Task statement: Copy out, from the entries below, each line holding the string "position".

Dataset:

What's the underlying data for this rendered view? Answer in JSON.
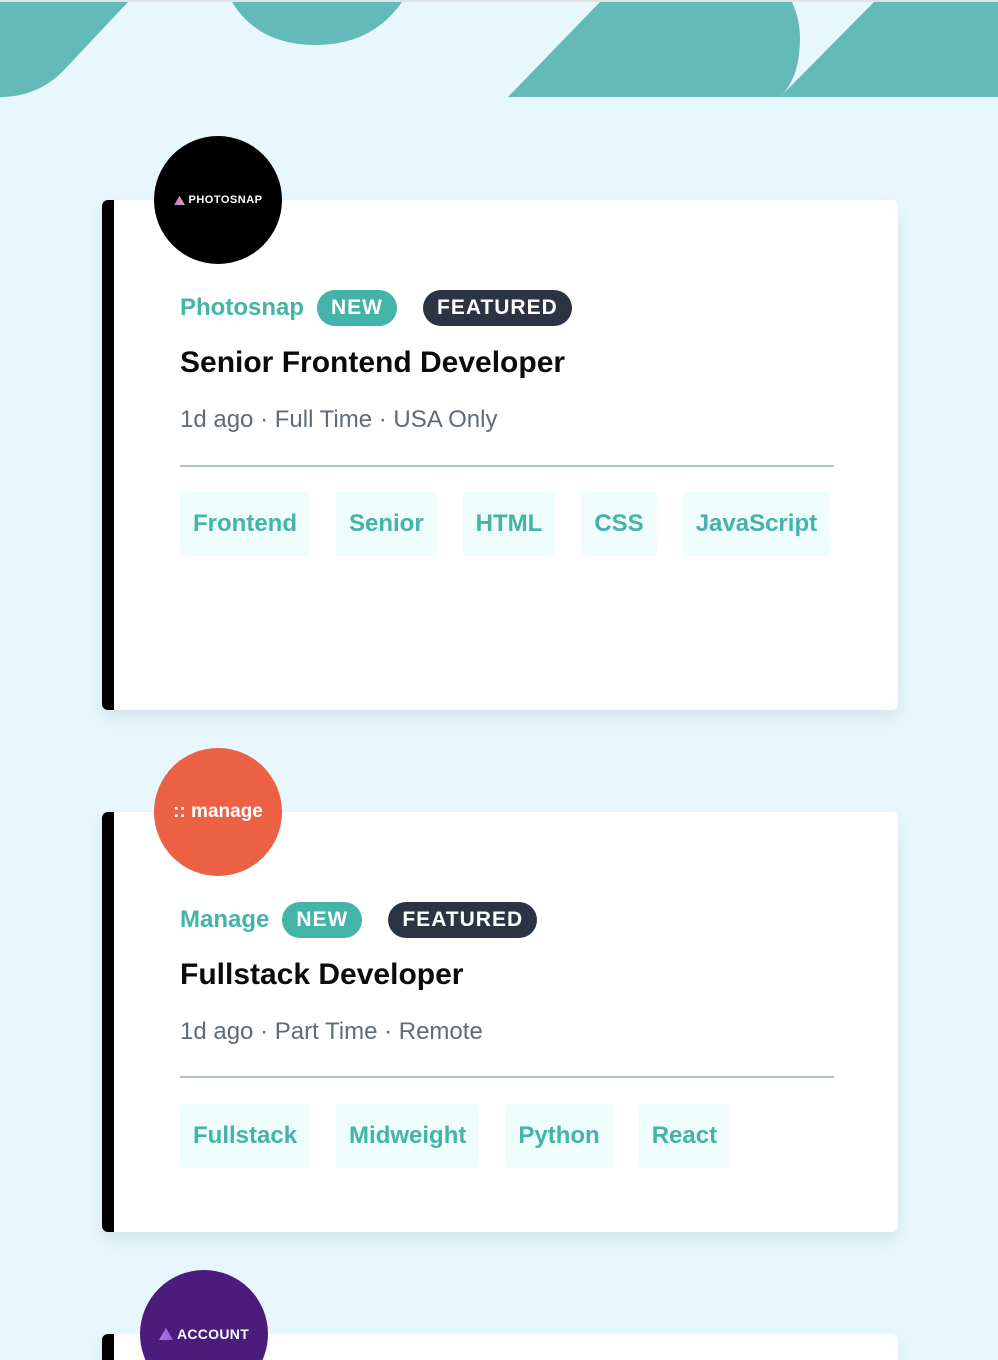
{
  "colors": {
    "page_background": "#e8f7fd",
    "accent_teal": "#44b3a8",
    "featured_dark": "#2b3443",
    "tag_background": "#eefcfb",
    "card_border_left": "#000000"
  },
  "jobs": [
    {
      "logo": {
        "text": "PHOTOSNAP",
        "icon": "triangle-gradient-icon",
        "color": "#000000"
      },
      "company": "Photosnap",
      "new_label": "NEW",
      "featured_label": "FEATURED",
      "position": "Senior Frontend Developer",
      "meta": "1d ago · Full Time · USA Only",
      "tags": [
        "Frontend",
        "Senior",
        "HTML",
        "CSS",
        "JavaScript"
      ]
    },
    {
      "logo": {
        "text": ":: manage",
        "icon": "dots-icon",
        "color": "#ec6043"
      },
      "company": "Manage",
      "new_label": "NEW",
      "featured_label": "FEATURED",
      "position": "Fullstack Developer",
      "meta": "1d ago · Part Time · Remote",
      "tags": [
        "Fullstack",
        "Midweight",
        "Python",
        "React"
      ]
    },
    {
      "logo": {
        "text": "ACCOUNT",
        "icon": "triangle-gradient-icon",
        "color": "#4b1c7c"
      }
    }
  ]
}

Answer to the problem:
      "position": "Senior Frontend Developer",
      "position": "Fullstack Developer",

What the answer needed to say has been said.